“Raymond Blanc’s vision, enthusiasm and drive is revolutionary. The passion that this man has is blowing most other top chefs out of the water. To have had him as my mentor is a fact that I will be forever proud of,” says Gerwin.

“What I took away most of all from working at Le Manoir is to always question things, and to keep checking for quality all the time. The dishes on the menu are scrutinized daily and as soon as there is an element that is not at its peak anymore it will be replaced with something that is in top condition. That drive for perfection is inspiring. And despite the huge success he has,  he has stayed a very down to earth man. Brilliant.”

Over the four years at the renowned Oxfordshire establishment, Gerwin was promoted from demi-chef de partie to sous-chef. When he left, Gerwin made a complete change and moved to the Alps to take up the first executive chef position at Richard Branson’s then brand new mountain retreat The Lodge. We were fortunate enough to have Gerwin join us at Bramble Ski last year to further raise the bar of our sumptuous catered offering.

Gerwin’s meticulously hard-working ethic is exemplified in yesterday’s performance at the New York City marathon, his first marathon attempt.  He completed the race in an incredibly fast time of 3.05 hours. We wanted to know a little more about the man behind the machine …

BC: What is your favourite herb?

GB: This is a really difficult question for me. I love herbs, there are so many of them and they all have their very own specific flavour. I would find it hard to have to choose a specific one, but there are a few that stand out.

Tarragon is one of them. With its beautiful anisy flavour it goes well with a lot of ingredients: cucumber, fish, lamb, chicken and even strawberries and rhubarb. Another is oregano. I just can’t get enough of this one. Its flavour is just so unique and for me it’s the one and only herb that makes a great pizza. A nice thin dough, just a plain tomato sauce, freshly chopped oregano and proper buffalo Mozzarella, like life should be, beautifully simple.

And the last one for me is woodruff. Sadly, this herb is not very well known at all. It is also known as bedstraw, as in the early days it would be used to stuff pillows and mattresses so that they would smell nice. Woodruff is very high in an essential oil called coumarin, which has a sweet smell, but actually tastes a bit bitter. The flavour is vanilla-like and therefore woodruff is mainly used in desserts and drinks.

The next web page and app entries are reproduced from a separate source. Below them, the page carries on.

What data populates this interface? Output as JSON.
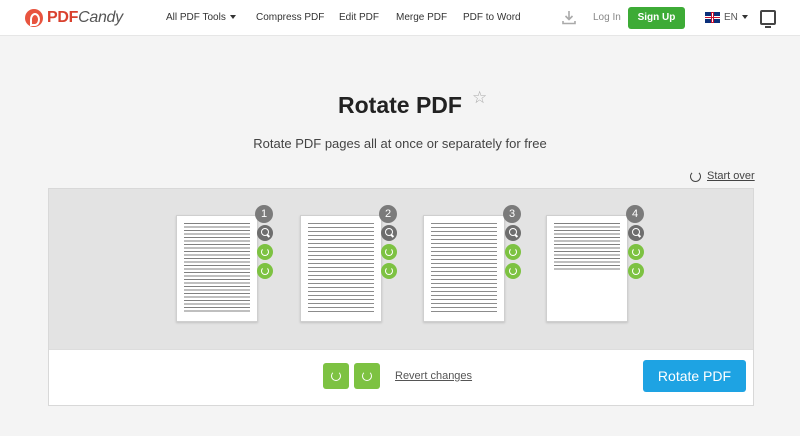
{
  "header": {
    "logo_brand": "PDF",
    "logo_suffix": "Candy",
    "nav": [
      "All PDF Tools",
      "Compress PDF",
      "Edit PDF",
      "Merge PDF",
      "PDF to Word"
    ],
    "login": "Log In",
    "signup": "Sign Up",
    "language": "EN"
  },
  "main": {
    "title": "Rotate PDF",
    "subtitle": "Rotate PDF pages all at once or separately for free",
    "start_over": "Start over"
  },
  "pages": [
    {
      "number": "1"
    },
    {
      "number": "2"
    },
    {
      "number": "3"
    },
    {
      "number": "4"
    }
  ],
  "actions": {
    "revert": "Revert changes",
    "rotate": "Rotate PDF"
  },
  "colors": {
    "accent_green": "#3dab36",
    "rotate_green": "#7dc242",
    "primary_blue": "#1ea3e3",
    "brand_red": "#d9412e"
  }
}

BC: What piece of equipment can you not do without in your kitchen?

GB: Without a doubt my chef’s knife. I see it as an extension of my hand and I guess that’s saying enough about its importance.

BC: If you were on death row (we won’t ask any questions about how you ended up there), what would your final meal be?

GB: Boeuf Bourguignon with buttery mashed potatoes, pan fried cêpes, bacon lardons, caramelised baby onions and Romanesco broccoli. And for dessert warm sticky toffee pudding with a royal dollop of Champsec cream.

BC: What is your favourite comfort food?

GB: You can’t beat a proper fish ‘n chips with fresh crushed peas.

BC: What is your favourite hangover recipe?

GB: Yeasted blueberry pancakes with bacon and maple syrup and a big glass of fresh orange juice.

BC: What is your favourite local food product?

GB: The race d’Herens beef. It’s just so flavourful. It makes a great steak, or stew or tartare.

BC: What is important to you in your kitchen?

GB: Space to do the job. In one of my jobs I worked in what must have been the smallest kitchen ever. The floor space was two square metres, and the biggest part of that was a hatch down to the cellar where we had additional fridges and a freezer. A nightmare if you had to go down there mid-service . . . Still we managed to turn out some pretty decent food, but it was far from ideal and it limits you
in what you can do.

BC: Finally, and most importantly, where do you head to in Verbier on a powder day?

GB:  I moved to the mountains for a complete change a couple of years ago and now find it hard to see a life without them. I’m still a developing skier but one of my favourite places to head to after some decent snowfall is Stairway to Heaven. The terrain there is really fun and varied.

For more information on luxury catered ski holidays to Verbier and St Anton call our sales number on +44 (0) 207 060 0824, or email info@brambleski.com.